When we got to Rest Stop 2, notice that I put Togo's at the front of the list ahead of Starbucks this time. That's because our rides are now long enough that it's important to properly eat. Everyone's numbers are different, but Strava tells me that I burned 1,733 calories on today's ride. (Some other tools give higher numbers -- for me, as high as 2,524 calories for this ride.) Most of us can't and shouldn't try to replenish all of those calories while still riding, but even those of us who are trying to lose weight have to take back most of those calories, or else we won't have the necessary energy to keep riding today or on the next day.

One thing that I saw today (and I've seen on other rides, too) can spark an interesting discussion. When making a left turn where there's a left turn lane, do you wait behind other vehicles in the lane, or do you split the lane and pull up alongside the first vehicle waiting to turn? As you've no doubt observed, opinions differ! My own answer is that, when I'm riding by myself, I "usually" wait in line with the other vehicles. My exception is mainly when I know that there's a bike lane on the street into which I'm turning, so that I know I won't be holding up other vehicles. From 2011, here's a lengthy discussion in which several points of view are represented.

When riding in a group, though, the situation can be different. If a large group of cyclists makes it way through stopped traffic to the head of an intersection, it can be perceived as an intimidating "pack" that could spark anger or resentment. And remember that in June, we have to do everything we can to avoid jeopardizing our 50-plus permits that we need in order to ride to Los Angeles. Even though it might be legal to split the lane, it might also be more sensible to wait our turn, even if it takes us an extra cycle to get through the signal.

As far as I know, ALC has no official rule on this, so the choice is yours. But especially when I'm wearing the ALC colors and representing SFAF and LAGLC, I try to err on the side of avoiding confrontation, no matter who's "right."

What's next? Remember that our next ride is in two weeks, on Saturday, January 26. And for a pleasant change, it's a comparatively easy ride: 50 miles, but very few hills. We'll cross the Dumbarton Bridge and pass through Newark and Fremont on our way to Ohlone College and the historic Mission San Jose.

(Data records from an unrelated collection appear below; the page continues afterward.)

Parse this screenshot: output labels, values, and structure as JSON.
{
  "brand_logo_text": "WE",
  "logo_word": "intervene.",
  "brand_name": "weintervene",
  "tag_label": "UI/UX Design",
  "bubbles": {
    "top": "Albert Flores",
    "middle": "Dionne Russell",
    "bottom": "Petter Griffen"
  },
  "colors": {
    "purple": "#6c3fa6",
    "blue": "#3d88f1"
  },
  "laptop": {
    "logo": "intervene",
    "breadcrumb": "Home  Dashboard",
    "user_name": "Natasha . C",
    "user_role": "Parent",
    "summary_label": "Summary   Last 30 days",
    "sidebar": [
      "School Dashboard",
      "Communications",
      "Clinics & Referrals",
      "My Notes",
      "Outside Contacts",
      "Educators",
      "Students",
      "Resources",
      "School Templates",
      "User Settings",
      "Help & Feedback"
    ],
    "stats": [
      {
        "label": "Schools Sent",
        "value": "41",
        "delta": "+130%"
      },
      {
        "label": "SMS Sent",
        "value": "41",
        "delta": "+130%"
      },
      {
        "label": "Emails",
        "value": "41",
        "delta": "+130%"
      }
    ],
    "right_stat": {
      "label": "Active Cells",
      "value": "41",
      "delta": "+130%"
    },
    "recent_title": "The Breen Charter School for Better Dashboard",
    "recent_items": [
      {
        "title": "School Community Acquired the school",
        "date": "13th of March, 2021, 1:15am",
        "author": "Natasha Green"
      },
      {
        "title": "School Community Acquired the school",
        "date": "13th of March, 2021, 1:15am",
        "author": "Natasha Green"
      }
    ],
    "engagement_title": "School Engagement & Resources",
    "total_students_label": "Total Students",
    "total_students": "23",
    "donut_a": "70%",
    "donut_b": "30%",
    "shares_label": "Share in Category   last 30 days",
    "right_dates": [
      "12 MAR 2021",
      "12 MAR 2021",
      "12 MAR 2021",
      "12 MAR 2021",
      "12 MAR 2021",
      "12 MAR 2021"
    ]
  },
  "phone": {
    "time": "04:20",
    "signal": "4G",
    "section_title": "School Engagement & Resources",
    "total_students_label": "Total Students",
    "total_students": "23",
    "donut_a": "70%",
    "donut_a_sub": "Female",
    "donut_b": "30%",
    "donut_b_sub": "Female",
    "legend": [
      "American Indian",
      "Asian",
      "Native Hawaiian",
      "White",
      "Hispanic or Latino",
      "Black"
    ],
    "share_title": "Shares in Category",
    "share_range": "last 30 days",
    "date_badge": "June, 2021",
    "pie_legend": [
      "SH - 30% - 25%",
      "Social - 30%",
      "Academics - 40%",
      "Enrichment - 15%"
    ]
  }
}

Then we'll ride some of the Coyote Creek Trail and take a short detour into otherworldly Alviso on our way back to Mountain View. Find out more and RSVP here.

In the meantime, I encourage you to use next Saturday to ride with one of the other groups in the area. Get out there, and see some more of the great cycling that's available in the Bay Area, even when it's chilly.

Thank you for riding today, and thank you for being part of AIDS/LifeCycle.